2. Spending foreigners
Exports also increased in 2014, suggesting that more people living outside Sweden want to purchase Swedish products too. Almost 70 percent of Sweden’s exports go to Europe and the EU's overall improving economic performance is set to benefit Swedish exporters over the next few years. Exports are forecast to increase by 4.1 percent in 2015 and 5.3 percent in 2016. On the back of strong household consumption growth, imports are projected to grow even faster.
As the EU's report puts it, there was a "surprise rebound in investment" in Sweden last year, with more money flowing into the country including from international firms and start-ups. After dipping by 0.4 percent in 2013, investment expanded at a rate of 6.5 percent in 2014, the highest rate since the financial crisis. Investment growth is projected to rise at a slower pace of 4.1 percent in 2015 and 4.5 percent in 2016, off the back of this initial jump.
4. Lower unemployment
Unemployment has stuck stubbornly at around 8.0 percent in recent years, which the EU attributes partly to "rapidly rising numbers of immigrants and asylum seekers settling in Sweden". But Sweden's jobless rate is expected to dip to 7.6 percent by 2015, which in turn should benefit the economy by boosting production, limiting social welfare payments and giving more people extra cash to spend in Sweden.
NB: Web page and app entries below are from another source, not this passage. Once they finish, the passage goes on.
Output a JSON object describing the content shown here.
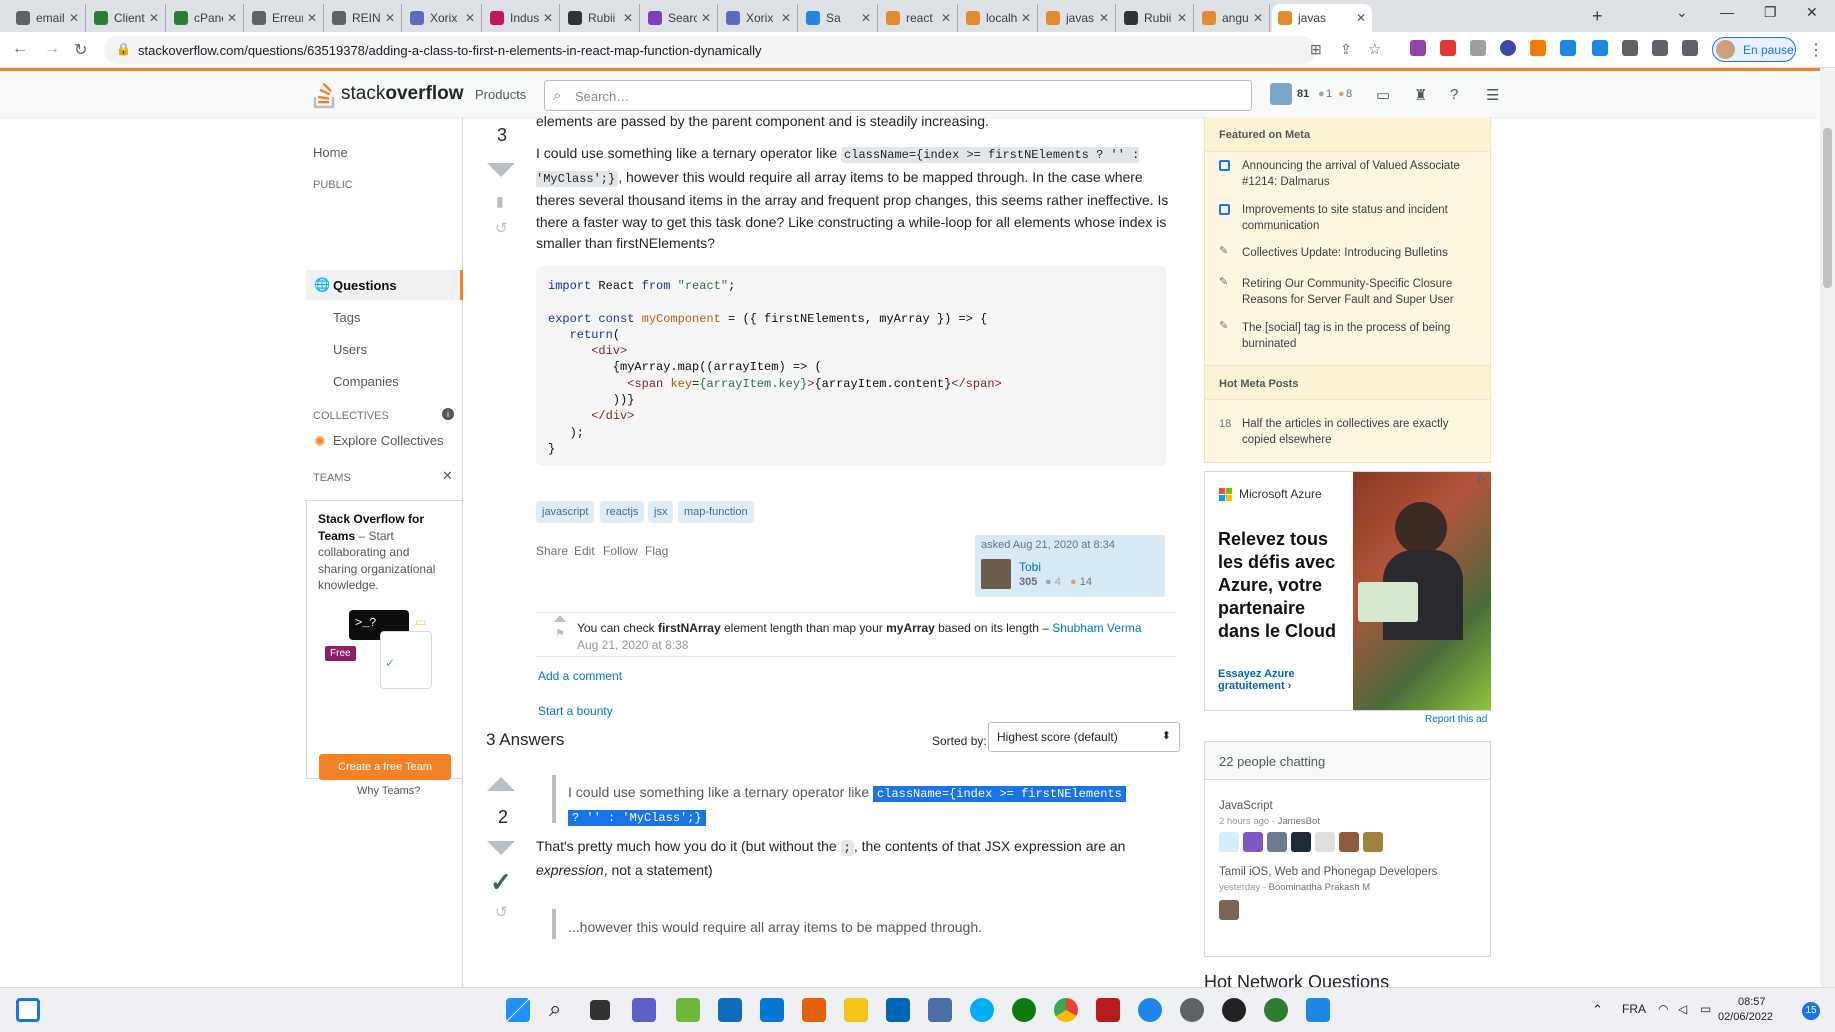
{
  "browser": {
    "tabs": [
      {
        "label": "email",
        "color": "#5f6368"
      },
      {
        "label": "Client",
        "color": "#2e7d32"
      },
      {
        "label": "cPane",
        "color": "#2e7d32"
      },
      {
        "label": "Erreur",
        "color": "#5f6368"
      },
      {
        "label": "REINS",
        "color": "#5f6368"
      },
      {
        "label": "Xorix",
        "color": "#5c6bc0"
      },
      {
        "label": "Indust",
        "color": "#c2185b"
      },
      {
        "label": "Rubii",
        "color": "#333333"
      },
      {
        "label": "Search",
        "color": "#7b3fc4"
      },
      {
        "label": "Xorix",
        "color": "#5c6bc0"
      },
      {
        "label": "Sa",
        "color": "#1e88e5"
      },
      {
        "label": "react",
        "color": "#e68a2e"
      },
      {
        "label": "localh",
        "color": "#e68a2e"
      },
      {
        "label": "javas",
        "color": "#e68a2e"
      },
      {
        "label": "Rubii",
        "color": "#333333"
      },
      {
        "label": "angul",
        "color": "#e68a2e"
      },
      {
        "label": "javas",
        "color": "#e68a2e"
      }
    ],
    "new_tab": "+",
    "url": "stackoverflow.com/questions/63519378/adding-a-class-to-first-n-elements-in-react-map-function-dynamically",
    "pause_label": "En pause"
  },
  "so_header": {
    "logo_prefix": "stack",
    "logo_bold": "overflow",
    "products": "Products",
    "search_placeholder": "Search…",
    "rep": "81",
    "silver": "1",
    "bronze": "8"
  },
  "leftnav": {
    "home": "Home",
    "public": "PUBLIC",
    "questions": "Questions",
    "tags": "Tags",
    "users": "Users",
    "companies": "Companies",
    "collectives": "COLLECTIVES",
    "explore": "Explore Collectives",
    "teams": "TEAMS",
    "teams_title": "Stack Overflow for Teams",
    "teams_desc": " – Start collaborating and sharing organizational knowledge.",
    "free_badge": "Free",
    "create_team": "Create a free Team",
    "why_teams": "Why Teams?"
  },
  "question": {
    "top_partial": "elements are passed by the parent component and is steadily increasing.",
    "votes": "3",
    "para_a": "I could use something like a ternary operator like ",
    "code_ternary": "className={index >= firstNElements ? '' : 'MyClass';}",
    "para_b": ", however this would require all array items to be mapped through. In the case where theres several thousand items in the array and frequent prop changes, this seems rather ineffective. Is there a faster way to get this task done? Like constructing a while-loop for all elements whose index is smaller than firstNElements?",
    "tags": [
      "javascript",
      "reactjs",
      "jsx",
      "map-function"
    ],
    "actions": [
      "Share",
      "Edit",
      "Follow",
      "Flag"
    ],
    "asked": "asked Aug 21, 2020 at 8:34",
    "user": "Tobi",
    "user_rep": "305",
    "user_silver": "4",
    "user_bronze": "14",
    "comment_a": "You can check ",
    "comment_b": "firstNArray",
    "comment_c": " element length than map your ",
    "comment_d": "myArray",
    "comment_e": " based on its length – ",
    "comment_user": "Shubham Verma",
    "comment_date": "Aug 21, 2020 at 8:38",
    "add_comment": "Add a comment",
    "bounty": "Start a bounty"
  },
  "answers": {
    "header": "3 Answers",
    "sorted_by": "Sorted by:",
    "sort_value": "Highest score (default)",
    "votes": "2",
    "quote_text": "I could use something like a ternary operator like ",
    "quote_code_1": "className={index >= firstNElements ",
    "quote_code_2": "? '' : 'MyClass';}",
    "body_a": "That's pretty much how you do it (but without the ",
    "body_code": ";",
    "body_b": ", the contents of that JSX expression are an ",
    "body_em": "expression",
    "body_c": ", not a statement)",
    "quote2": "...however this would require all array items to be mapped through."
  },
  "right": {
    "featured": "Featured on Meta",
    "meta_items": [
      "Announcing the arrival of Valued Associate #1214: Dalmarus",
      "Improvements to site status and incident communication",
      "Collectives Update: Introducing Bulletins",
      "Retiring Our Community-Specific Closure Reasons for Server Fault and Super User",
      "The [social] tag is in the process of being burninated"
    ],
    "hot_meta": "Hot Meta Posts",
    "hot_count": "18",
    "hot_item": "Half the articles in collectives are exactly copied elsewhere",
    "ad_brand": "Microsoft Azure",
    "ad_headline": "Relevez tous les défis avec Azure, votre partenaire dans le Cloud",
    "ad_cta": "Essayez Azure gratuitement",
    "report_ad": "Report this ad",
    "chat_title": "22 people chatting",
    "room1": "JavaScript",
    "room1_meta": "2 hours ago - ",
    "room1_user": "JamesBot",
    "room2": "Tamil iOS, Web and Phonegap Developers",
    "room2_meta": "yesterday - ",
    "room2_user": "Boominadha Prakash M",
    "hot_network": "Hot Network Questions"
  },
  "taskbar": {
    "lang": "FRA",
    "time": "08:57",
    "date": "02/06/2022",
    "notif": "15"
  }
}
Sweden's central bank has this year cut interest rates to record negative levels. The idea behind this is to stop organizations or people from making risky investments or transactions that could impact on the wider economy. Sweden has also opted to expand its bond-buying programme, which in basic language involves borrowing money to inject back into the economy. Prices of everyday goods and services in Sweden have been stagnant for two years in Sweden and the government hopes that its low interest rate and bond strategy will help boost inflation. It is argued that this in turn will improve the country's economic prospects. Sweden's central bank has set a 2.0 percent inflation target, while the EU predicts it will reach 1.6 percent by 2016.
6. Deficit reduction
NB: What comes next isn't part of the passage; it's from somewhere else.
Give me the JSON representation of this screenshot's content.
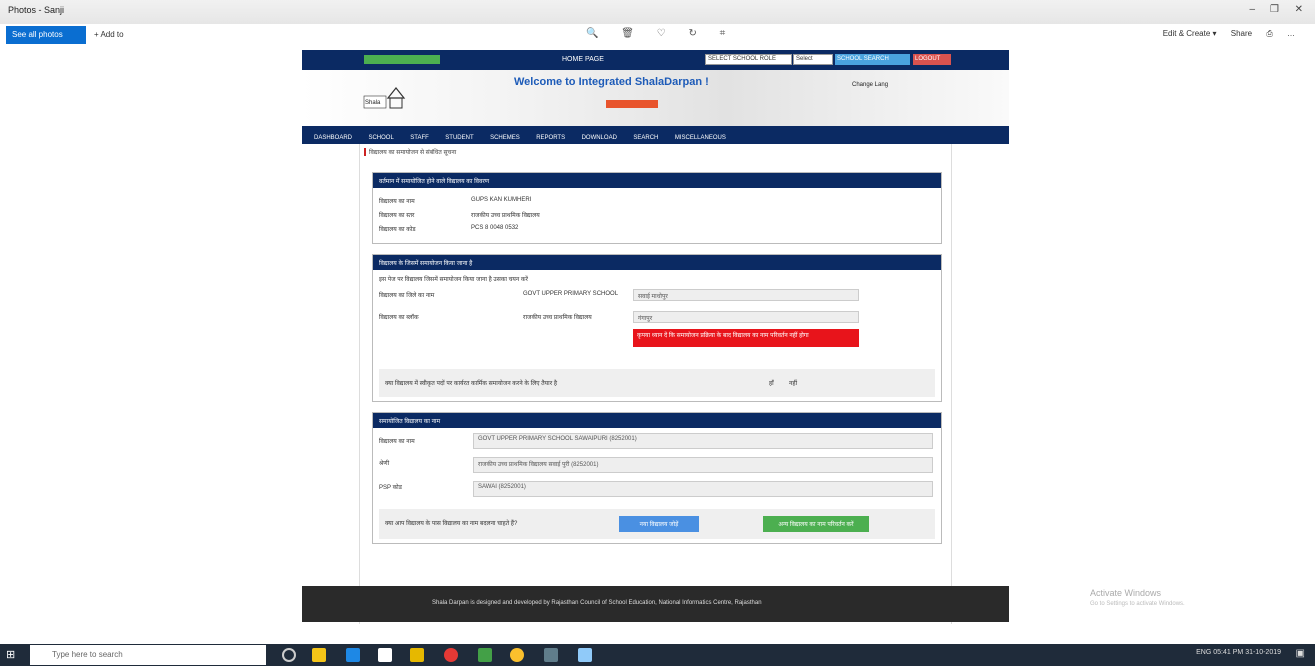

Generally improving finances are also listed as a reason for Sweden's "brightening outlook", according to the EU, as the Nordic nation reduces its deficit (the term for when what the government spends amounts to more than what it generates). Sweden's national deficit is set to gradually improve from 1.9 percent of GDP in 2014 to 1.0 percent in 2016. But the EU warns that the country could veer off track due to the risk of higher costs linked to rising migration and related integration strategies.